=== Task to carry out ===
Write the listing out again verbatim, leaving nothing out.

=== Available data ===

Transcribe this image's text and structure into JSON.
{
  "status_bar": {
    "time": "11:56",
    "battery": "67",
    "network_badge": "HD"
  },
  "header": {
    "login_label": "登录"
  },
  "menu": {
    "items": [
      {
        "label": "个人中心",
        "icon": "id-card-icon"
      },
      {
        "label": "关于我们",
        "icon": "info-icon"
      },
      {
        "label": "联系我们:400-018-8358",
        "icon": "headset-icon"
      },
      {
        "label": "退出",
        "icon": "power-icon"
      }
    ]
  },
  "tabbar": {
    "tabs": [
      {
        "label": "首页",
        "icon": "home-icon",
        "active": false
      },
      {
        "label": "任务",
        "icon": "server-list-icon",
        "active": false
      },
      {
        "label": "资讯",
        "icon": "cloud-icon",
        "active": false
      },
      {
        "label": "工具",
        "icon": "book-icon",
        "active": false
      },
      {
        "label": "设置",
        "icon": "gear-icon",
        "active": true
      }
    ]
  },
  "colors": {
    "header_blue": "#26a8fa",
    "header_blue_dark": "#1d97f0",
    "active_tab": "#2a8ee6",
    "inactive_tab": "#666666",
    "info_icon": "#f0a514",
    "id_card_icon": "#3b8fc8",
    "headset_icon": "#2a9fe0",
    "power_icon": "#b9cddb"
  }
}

=== Answer ===
Transcribe this image's text and structure into JSON.
{
  "status_bar": {
    "time": "11:56",
    "battery": "67",
    "network_badge": "HD"
  },
  "header": {
    "login_label": "登录"
  },
  "menu": {
    "items": [
      {
        "label": "个人中心",
        "icon": "id-card-icon"
      },
      {
        "label": "关于我们",
        "icon": "info-icon"
      },
      {
        "label": "联系我们:400-018-8358",
        "icon": "headset-icon"
      },
      {
        "label": "退出",
        "icon": "power-icon"
      }
    ]
  },
  "tabbar": {
    "tabs": [
      {
        "label": "首页",
        "icon": "home-icon",
        "active": false
      },
      {
        "label": "任务",
        "icon": "server-list-icon",
        "active": false
      },
      {
        "label": "资讯",
        "icon": "cloud-icon",
        "active": false
      },
      {
        "label": "工具",
        "icon": "book-icon",
        "active": false
      },
      {
        "label": "设置",
        "icon": "gear-icon",
        "active": true
      }
    ]
  },
  "colors": {
    "header_blue": "#26a8fa",
    "header_blue_dark": "#1d97f0",
    "active_tab": "#2a8ee6",
    "inactive_tab": "#666666",
    "info_icon": "#f0a514",
    "id_card_icon": "#3b8fc8",
    "headset_icon": "#2a9fe0",
    "power_icon": "#b9cddb"
  }
}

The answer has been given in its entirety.